Earlier this year I wrote about our churches decision to hire a company that specializes in Generosity Initiatives. We are now well into the planning on this process and I’d have to say that it has gone extremely well. Our tasks are on track. The project is moving forward and we have greater clarity overall. Generis and our rep, Chris Willard have done a great job.

Capital Campaigns (most in this world prefer to call them “Generosity Initiatives”) break into roughly four phases.

1. The Planning Phase- In this phase, Chris has helped us figure out what exactly it is that we are trying to do. He actually guided us on writing it all out. This is a vision document as well as a highly detailed document. It’s not enough to say “We need more space”. You’ve got to get to the heart of the issue. Parents are being turned away from Mosaic Kids every week. Families are being split up during church because there is not enough room to sit together.  The Discipleship Department can’t respond to the needs for Missional Community growth (let alone responding to E-mail) fast enough because the head of this department is doing too much and we really need to hire another staff member for him. These are the felt needs for why we need to raise more money to expand facilities and hire additional staff.

During the planning phase you also land on a strategy. There are some standard pieces to plan out such as big meetings with those who are deeply invested in the church in the areas of giving and serving and a public component during weekend gatherings. You need to decide on a name for your initiative. You need to decide on a sub-statement. You need to figure out branding and a few categories or buckets for your initiative. Some of this is going to be the same in every church in America that does something like this. But there are lots of places to customize.

2. The Private Phase- This is where you meet with those who are invested deeply in the life of the church through serving or giving. We have chosen to do this over six different gatherings. We’ll present the vision early to those who love Mosaic deeply in hopes of getting them onboard before anyone else. If our core is not on-board, no one will be, and we’ll know that our vision is off base somewhere. I believe that this is one way that we demonstrate that we are one body. The Elders have determined the vision and direction for the church, but the rest of the church has the Spirit of God inside of them just like the Elders do. The Elders need to hear from the church, just as much as the church needs to take seriously what Elders believe God is calling them to.

3. The Public Phase- This is when your generosity initiative is ready for prime-time. You bring it on stage at all your gatherings at all your campuses. You tell the story of your church and you do it in a big way. We’re still figuring out what this will look like for us. There are some standard pieces that are needed in all initiatives such as vision casting, story telling, teaching on generosity and a clear call for commitment. But these pieces all need to be done in a way that makes sense for our church. It has to feel like Mosaic or it will sound like an out of tune instrument, or feedback from a sound system.

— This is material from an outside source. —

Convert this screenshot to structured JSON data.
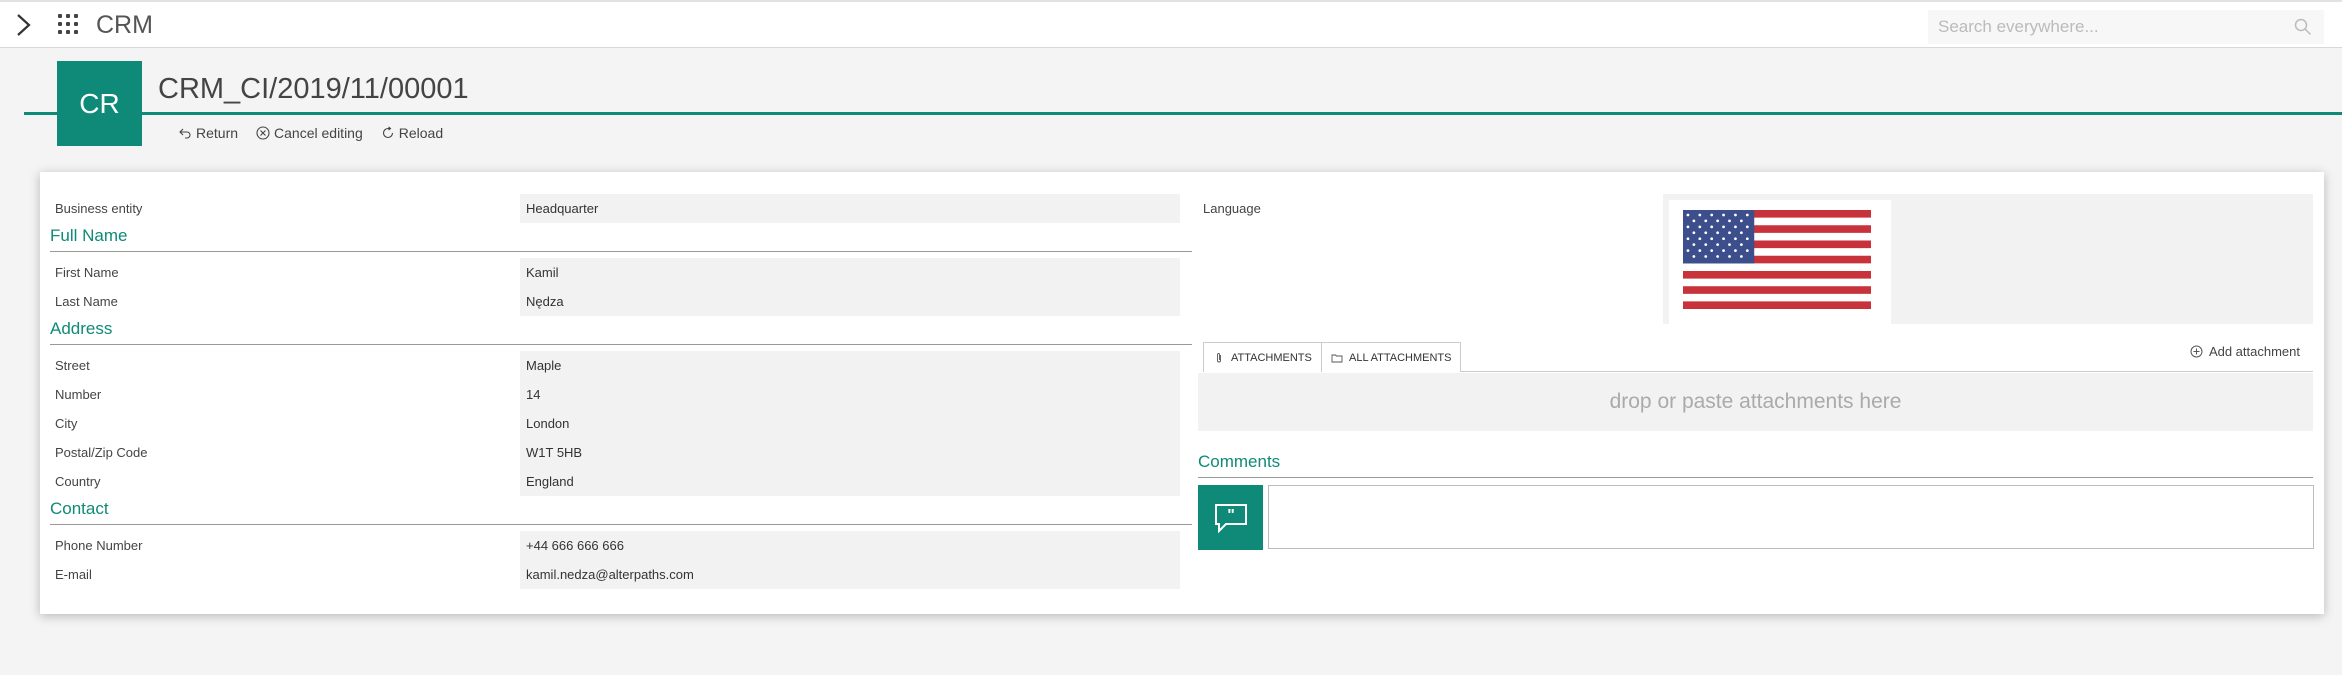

4. The follow up- Can I be honest and just say that I had not given much thought to the follow up before we started this? That’s probably true of many pastors. But I’m learning that after all the commitment cards are in, you still have a great deal of work to do. We are asking people to make a two year commitment. That is huge! So much can happen in a two year period. Jobs can be lost. Economies can tank. Family members can die. Vision can drift. Churches can double in size due to the new building that an initiative paid for. I want to build an extremely robust follow up plan so that two years into this, our people are still super excited about the vision!

Our guy, Chris Willard is leading us through the development of our initiative systematically. Piece by piece, so that we don’t get overwhelmed. It’s a ton of work, but I’m learning a lot. Stay tuned for more updates as we go along in this journey.

Written by Phil Taylor
My name is Phil. I spent 20 years as an Executive Pastor and now I serve churches all over through consulting and coaching. I wrote "Defining The Executive Pastor Role" and "Eldership Development-From Application to Affirmation". My greatest passion is helping others bring vision into reality. I've been married for 25 years, and we have three kids and one grandchild.